when the mean wind speed is 10 knots or greater during
the shift. A wind shift may be very sudden, occurring
within a minute or so, or it may occur gradually over the
15-minute period. The most common cause of wind
shifts is frontal passage, especially a cold-frontal
passage. The onset of a sea breeze may cause a wind
shift, as may other locally produced wind conditions.
Foxtrot Corpin is the term used to identify the best
course and speed a ship should come to to bring the
relative wind into the proper window for the launch and
recovery of aircraft.
For departures and recoveries
aboard different classes of ships, the most desirable
relative wind speed, acceptable minimum and
maximum wind speeds, the most desirable relative
wind direction, and the acceptable wind direction
variations are specified in the NATOPS Flight Manuals
for each type of aircraft.
Foxtrot Corpin is routinely provided by

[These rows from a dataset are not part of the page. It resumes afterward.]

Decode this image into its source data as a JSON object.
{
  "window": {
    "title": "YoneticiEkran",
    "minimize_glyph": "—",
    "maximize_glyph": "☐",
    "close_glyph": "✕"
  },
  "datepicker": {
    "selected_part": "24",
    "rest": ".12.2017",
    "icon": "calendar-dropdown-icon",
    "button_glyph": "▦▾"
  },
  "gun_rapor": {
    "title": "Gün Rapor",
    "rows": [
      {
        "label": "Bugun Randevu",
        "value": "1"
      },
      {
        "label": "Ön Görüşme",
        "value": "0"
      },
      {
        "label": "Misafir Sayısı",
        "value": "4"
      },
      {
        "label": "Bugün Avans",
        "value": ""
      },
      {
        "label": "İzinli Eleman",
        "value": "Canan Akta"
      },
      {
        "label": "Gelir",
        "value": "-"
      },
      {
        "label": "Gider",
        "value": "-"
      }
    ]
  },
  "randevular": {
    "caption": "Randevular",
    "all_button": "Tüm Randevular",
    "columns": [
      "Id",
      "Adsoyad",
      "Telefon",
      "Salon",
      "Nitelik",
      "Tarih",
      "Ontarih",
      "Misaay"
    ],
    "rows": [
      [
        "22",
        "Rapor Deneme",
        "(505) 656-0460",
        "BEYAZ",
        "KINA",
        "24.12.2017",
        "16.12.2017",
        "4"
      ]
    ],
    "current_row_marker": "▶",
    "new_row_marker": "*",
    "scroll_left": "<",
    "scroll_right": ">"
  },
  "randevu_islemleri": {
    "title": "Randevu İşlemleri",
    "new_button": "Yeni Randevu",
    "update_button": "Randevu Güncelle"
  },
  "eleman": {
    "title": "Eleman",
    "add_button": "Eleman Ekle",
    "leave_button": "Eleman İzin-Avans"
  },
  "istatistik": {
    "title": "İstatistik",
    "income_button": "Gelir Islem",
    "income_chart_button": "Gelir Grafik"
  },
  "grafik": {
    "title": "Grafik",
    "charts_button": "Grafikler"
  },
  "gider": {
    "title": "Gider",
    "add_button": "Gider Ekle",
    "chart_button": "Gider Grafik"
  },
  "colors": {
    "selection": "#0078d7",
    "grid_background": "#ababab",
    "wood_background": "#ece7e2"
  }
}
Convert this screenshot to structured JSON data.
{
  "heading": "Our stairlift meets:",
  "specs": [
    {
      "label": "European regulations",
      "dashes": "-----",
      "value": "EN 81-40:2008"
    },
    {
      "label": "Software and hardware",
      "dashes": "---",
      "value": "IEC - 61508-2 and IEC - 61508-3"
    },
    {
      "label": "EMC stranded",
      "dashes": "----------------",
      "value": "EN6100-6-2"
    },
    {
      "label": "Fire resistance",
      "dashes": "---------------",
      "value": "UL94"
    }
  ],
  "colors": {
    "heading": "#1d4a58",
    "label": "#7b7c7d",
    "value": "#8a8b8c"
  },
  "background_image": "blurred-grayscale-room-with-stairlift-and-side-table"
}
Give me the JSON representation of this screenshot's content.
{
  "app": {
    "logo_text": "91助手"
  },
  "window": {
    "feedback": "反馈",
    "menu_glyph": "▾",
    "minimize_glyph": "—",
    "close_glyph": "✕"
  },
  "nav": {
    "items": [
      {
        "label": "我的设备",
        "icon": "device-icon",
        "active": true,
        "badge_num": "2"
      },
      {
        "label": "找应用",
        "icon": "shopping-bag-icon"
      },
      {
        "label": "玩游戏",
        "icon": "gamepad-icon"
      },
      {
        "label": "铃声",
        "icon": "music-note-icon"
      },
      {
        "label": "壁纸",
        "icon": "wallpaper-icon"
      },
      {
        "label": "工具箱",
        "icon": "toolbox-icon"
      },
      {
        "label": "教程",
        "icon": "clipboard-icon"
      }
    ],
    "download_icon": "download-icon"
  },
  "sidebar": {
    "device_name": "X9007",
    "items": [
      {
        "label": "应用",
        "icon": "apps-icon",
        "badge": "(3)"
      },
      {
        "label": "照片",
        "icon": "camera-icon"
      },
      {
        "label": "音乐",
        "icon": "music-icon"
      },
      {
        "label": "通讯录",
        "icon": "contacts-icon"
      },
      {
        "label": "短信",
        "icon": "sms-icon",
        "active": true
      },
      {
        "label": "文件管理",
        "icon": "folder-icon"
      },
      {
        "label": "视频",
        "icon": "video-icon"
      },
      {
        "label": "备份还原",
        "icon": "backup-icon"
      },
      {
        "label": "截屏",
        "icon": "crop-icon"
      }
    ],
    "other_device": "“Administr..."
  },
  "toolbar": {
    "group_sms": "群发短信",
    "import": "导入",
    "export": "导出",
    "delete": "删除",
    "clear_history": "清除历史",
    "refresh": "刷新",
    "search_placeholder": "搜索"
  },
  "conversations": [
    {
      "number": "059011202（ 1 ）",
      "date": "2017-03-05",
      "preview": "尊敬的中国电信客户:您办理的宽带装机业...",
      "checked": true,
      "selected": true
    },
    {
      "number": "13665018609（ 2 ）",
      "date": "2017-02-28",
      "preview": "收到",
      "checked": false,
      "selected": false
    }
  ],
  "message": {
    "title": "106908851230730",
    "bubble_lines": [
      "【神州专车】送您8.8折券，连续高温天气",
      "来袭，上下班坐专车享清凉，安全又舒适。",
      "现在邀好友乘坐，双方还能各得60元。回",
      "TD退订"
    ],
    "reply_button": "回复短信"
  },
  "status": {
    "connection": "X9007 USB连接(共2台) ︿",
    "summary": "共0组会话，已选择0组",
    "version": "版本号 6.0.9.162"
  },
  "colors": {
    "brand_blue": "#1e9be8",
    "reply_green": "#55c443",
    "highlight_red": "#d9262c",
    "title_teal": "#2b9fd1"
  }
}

Aerographers Mates aboard aircraft carriers and
amphibious assault ships and is computed by using the
CP-264/U true wind computer. Detailed instructions
for the procedure are printed on the reverse side of the
CP-264/U. The procedure uses the true wind and the
desired wind to find required ships course and speed.
Explain the difference between True North and
Winds blowing directly off the starboard beam
are coming from what relative direction?
How can relative winds be manually converted
to true winds?
How is the mean wind speed determined?
How would the observed wind speed on a ship be
affected by winds blowing from dead astern?
Define the term "gust."
Define the term "squall."
SEA AND SWELL WAVES
LEARNING OBJECTIVES: Explain the
importance of sea conditions to naval
operations. Define duration limited seas and
fetch limited seas. Define wave height, wave
length, and wave period, and wave direction.
Define and distinguish the difference between
sea waves and swell waves. Define Romeo